But what if you didn’t need an actual soil lab? A small but significant step toward a virtual soil lab is a hybrid soil sampling model currently being deployed by SoilOptix, a company in Ontario, Canada. The system uses radiation sensors in conjunction with traditional soil sampling. It works by driving over a field with a small vehicle fitted with the scanner that measures the natural gamma radiation emitted by the soil.
After the data are collected and “ground-truthed” with old-fashioned soil samples, the result is a resolution of more than 335 points per acre and up to 25 different layers of data. SoilOptix can map micro- and macronutrients, plant-available water, soil texture, pH and salinity at square-meter levels.

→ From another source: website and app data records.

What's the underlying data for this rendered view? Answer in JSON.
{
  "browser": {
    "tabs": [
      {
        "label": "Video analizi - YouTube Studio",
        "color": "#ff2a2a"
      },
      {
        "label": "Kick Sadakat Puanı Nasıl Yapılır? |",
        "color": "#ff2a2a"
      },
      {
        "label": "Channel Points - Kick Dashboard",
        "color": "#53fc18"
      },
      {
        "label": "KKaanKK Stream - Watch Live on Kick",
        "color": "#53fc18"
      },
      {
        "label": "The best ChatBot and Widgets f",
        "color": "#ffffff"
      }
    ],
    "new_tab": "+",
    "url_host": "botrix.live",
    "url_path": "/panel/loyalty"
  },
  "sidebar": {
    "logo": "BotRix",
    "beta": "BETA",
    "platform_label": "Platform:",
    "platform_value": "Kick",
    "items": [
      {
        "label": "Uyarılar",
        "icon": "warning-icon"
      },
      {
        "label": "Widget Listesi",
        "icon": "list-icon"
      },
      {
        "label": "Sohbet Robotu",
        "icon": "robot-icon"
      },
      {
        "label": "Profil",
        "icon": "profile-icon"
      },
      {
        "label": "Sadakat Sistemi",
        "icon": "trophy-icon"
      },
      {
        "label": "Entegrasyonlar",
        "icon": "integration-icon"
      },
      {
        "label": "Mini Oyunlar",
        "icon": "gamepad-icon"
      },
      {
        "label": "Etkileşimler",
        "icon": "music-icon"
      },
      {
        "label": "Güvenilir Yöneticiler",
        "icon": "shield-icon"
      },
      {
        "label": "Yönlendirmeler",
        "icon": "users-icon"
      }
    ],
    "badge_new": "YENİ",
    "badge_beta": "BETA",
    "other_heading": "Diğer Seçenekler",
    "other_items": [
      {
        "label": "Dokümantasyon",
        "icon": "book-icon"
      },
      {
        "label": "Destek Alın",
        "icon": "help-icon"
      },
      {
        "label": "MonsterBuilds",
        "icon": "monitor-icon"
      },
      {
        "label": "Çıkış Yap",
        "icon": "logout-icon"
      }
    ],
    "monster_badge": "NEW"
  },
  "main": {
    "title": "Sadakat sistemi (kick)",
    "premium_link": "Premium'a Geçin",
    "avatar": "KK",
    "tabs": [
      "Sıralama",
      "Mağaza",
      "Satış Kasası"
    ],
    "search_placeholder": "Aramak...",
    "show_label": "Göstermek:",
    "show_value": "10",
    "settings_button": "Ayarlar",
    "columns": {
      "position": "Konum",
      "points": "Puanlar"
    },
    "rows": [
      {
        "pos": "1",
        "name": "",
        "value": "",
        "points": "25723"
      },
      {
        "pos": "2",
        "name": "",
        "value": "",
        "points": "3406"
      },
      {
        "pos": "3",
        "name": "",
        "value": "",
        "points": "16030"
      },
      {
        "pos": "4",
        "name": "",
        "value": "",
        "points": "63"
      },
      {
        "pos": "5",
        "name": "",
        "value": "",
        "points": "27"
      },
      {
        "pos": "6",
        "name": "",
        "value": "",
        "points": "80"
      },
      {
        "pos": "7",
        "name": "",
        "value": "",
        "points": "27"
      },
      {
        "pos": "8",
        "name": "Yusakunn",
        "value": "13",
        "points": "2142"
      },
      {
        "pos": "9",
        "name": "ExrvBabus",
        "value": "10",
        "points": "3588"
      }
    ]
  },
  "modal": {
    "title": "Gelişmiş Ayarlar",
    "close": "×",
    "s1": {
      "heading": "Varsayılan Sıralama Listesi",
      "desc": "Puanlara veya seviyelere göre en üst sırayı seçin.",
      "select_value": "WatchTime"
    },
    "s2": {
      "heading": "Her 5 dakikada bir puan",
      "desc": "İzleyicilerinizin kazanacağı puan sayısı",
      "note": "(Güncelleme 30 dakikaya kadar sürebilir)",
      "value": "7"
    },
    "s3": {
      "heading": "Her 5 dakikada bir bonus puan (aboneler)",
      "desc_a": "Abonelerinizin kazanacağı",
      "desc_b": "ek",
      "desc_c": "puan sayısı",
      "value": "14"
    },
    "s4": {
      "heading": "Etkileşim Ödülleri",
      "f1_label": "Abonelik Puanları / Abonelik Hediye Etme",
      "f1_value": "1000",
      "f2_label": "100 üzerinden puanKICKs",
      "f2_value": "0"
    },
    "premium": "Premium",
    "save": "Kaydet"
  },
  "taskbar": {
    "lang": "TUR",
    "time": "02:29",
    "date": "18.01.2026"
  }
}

But what if you could watch what’s going on with your soil 24/7 and not wait a year or even four years to get an update on its health? Teralytic is a New York-based soil analytics company that has developed what could be best described as a Fitbit for your fields. Each one of the company’s soil probes contains two sensors, including what they claim is the world’s first NPK sensor.
Through wireless technology, the probes can transmit weather, soil moisture, pH, salinity, light and even aeration and respiration taking place within the growing crop. It updates all that information every 15 minutes.
Real-time data are also provided by Precision Planting’s SmartFirmer, which was introduced in 2017. The SmartFirmer is a sensor-ladened seed firmer that attaches to your planter’s row units. The firmer’s sensor measures temperature, moisture, furrow uniformity, residue and organic matter.
Having such “real-time” soil information allows for “on-the-fly” variable-rate seeding and fertility prescriptions. The number of data points created by such sensors because of their continuous sets of streaming data is nothing short of mind-boggling. I’m sure there is much more planter or implement-based monitoring to come.
The soil testing process is ripe for improvements. Soil testing is the most basic of basics when it comes to producing a crop. And like one of my good precision ag colleagues likes to say, “If you don’t test, it’s just a guess.”